avowing such an act.
No official could forecast the punish
ment to be imposed upon the commuud
er. It was pointed out that mainten
ance of discipline in the German navy
for violation of instructions was im
portant. Tho matter of giving indemn
ity will await the filing of American
Tho note said that the submarine
commander had already been punished.
Tho nnture of the penalty was not mnda
In part the note suit
"The furthor investigation made ly
German navnl authorities on the bnsi
of Americnn material has boon conclud
ed. The assumption expressed in the
noto of the 10th ultimo that damage to
the Sussex was traceable to causes
other than attack by a German subma
rine cannot bo maintained."
"On the basis of American material
Gormany cannot withhold its convietio-
that tho ship torpedoed by a German
submarine is in fact identical with tho
Sussex hold described by them upon
"There can no longer bo any queat;ui
of the possibility of two independe.it
similar occurences. Additional reason
for this belief is constituted by tho
fnct that officers of tho American navy
found fragments of nn explosive in the
Susses hold described by them vpon
firm grounds ns parts of a German tor
pedo." "Counter evidence deducted in the
previous note from the difference: in th
appearance of the vessel which the sub
marine commander described and the
only reproduction of tho Sussex then
available has proven untenable. In view
of the general impression of all th

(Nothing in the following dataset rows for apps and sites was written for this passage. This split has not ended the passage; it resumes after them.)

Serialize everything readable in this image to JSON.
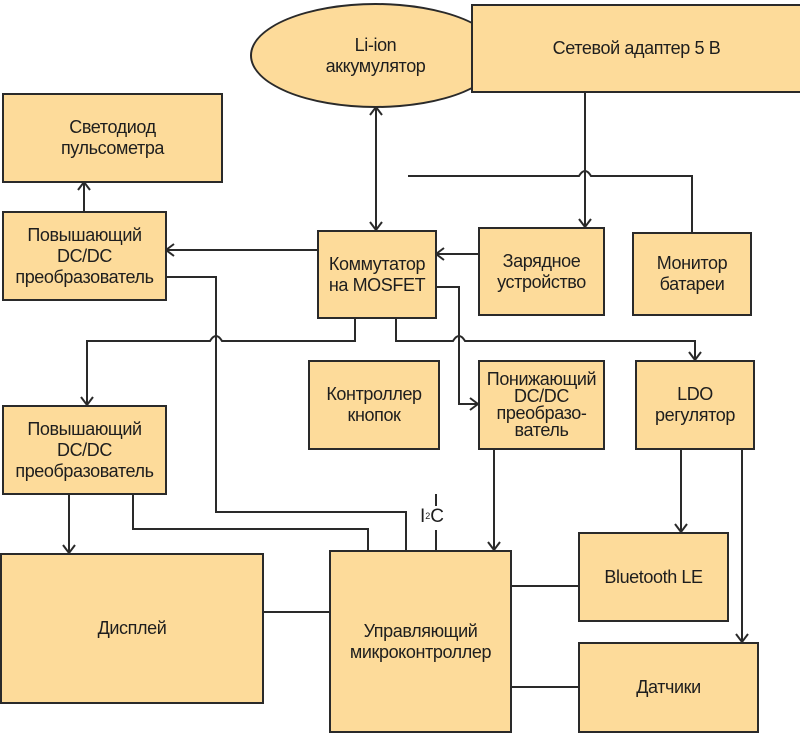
{
  "diagram": {
    "fill_color": "#fddb9a",
    "line_color": "#2a2a2a",
    "blocks": {
      "battery": "Li-ion\nаккумулятор",
      "adapter": "Сетевой адаптер 5 В",
      "led": "Светодиод\nпульсометра",
      "boost_top": "Повышающий\nDC/DC\nпреобразователь",
      "switch": "Коммутатор\nна MOSFET",
      "charger": "Зарядное\nустройство",
      "monitor": "Монитор\nбатареи",
      "boost_bottom": "Повышающий\nDC/DC\nпреобразователь",
      "buttons": "Контроллер\nкнопок",
      "buck": "Понижающий\nDC/DC\nпреобразо-\nватель",
      "ldo": "LDO\nрегулятор",
      "display": "Дисплей",
      "mcu": "Управляющий\nмикроконтроллер",
      "bluetooth": "Bluetooth LE",
      "sensors": "Датчики"
    },
    "bus_label": {
      "main": "I",
      "sup": "2",
      "tail": "C"
    },
    "connections": [
      {
        "from": "battery",
        "to": "switch",
        "type": "bidirectional"
      },
      {
        "from": "adapter",
        "to": "charger",
        "type": "arrow"
      },
      {
        "from": "battery",
        "to": "monitor",
        "type": "line"
      },
      {
        "from": "charger",
        "to": "switch",
        "type": "arrow"
      },
      {
        "from": "switch",
        "to": "boost_top",
        "type": "arrow"
      },
      {
        "from": "boost_top",
        "to": "led",
        "type": "arrow"
      },
      {
        "from": "switch",
        "to": "boost_bottom",
        "type": "arrow"
      },
      {
        "from": "switch",
        "to": "buck",
        "type": "arrow"
      },
      {
        "from": "switch",
        "to": "ldo",
        "type": "arrow"
      },
      {
        "from": "boost_bottom",
        "to": "display",
        "type": "arrow"
      },
      {
        "from": "boost_bottom",
        "to": "mcu",
        "type": "line"
      },
      {
        "from": "boost_top",
        "to": "mcu",
        "type": "line"
      },
      {
        "from": "buck",
        "to": "mcu",
        "type": "arrow"
      },
      {
        "from": "ldo",
        "to": "bluetooth",
        "type": "arrow"
      },
      {
        "from": "ldo",
        "to": "sensors",
        "type": "arrow"
      },
      {
        "from": "display",
        "to": "mcu",
        "type": "line"
      },
      {
        "from": "mcu",
        "to": "bluetooth",
        "type": "line"
      },
      {
        "from": "mcu",
        "to": "sensors",
        "type": "line"
      }
    ]
  }
}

facts at hand the German govermrent
considers beyond a doubt thnt the com
mander acted in bona fide belief 'hat hs
wns facing an enemy warship. On the
other hand, it is undeniable that, misld
by the nppearanco of tho vessel under
the pressure of circumstances, ho Conn
ed his judgment too hurricdlv an-1
therefore did not act fully in acco'd
nncn with the strict instructions which
called upon him to exercise parl'muhir
"In view of tho circumstances
mnny frankly admits that the assur
ances given America in accordance with
which passenger vessels rere not to tie
attacked without warning was not ad
hered to In tho present ense. Therefo-d
Germany expresses its sincere regret re
garding tho deplornblo incident anil de
clares its readiness to pay adequate in
demnity to injured Americans. It also
disapproves of tho conduct of its sub-
(Coatinned on Pass Tare.)
THE WEATHER t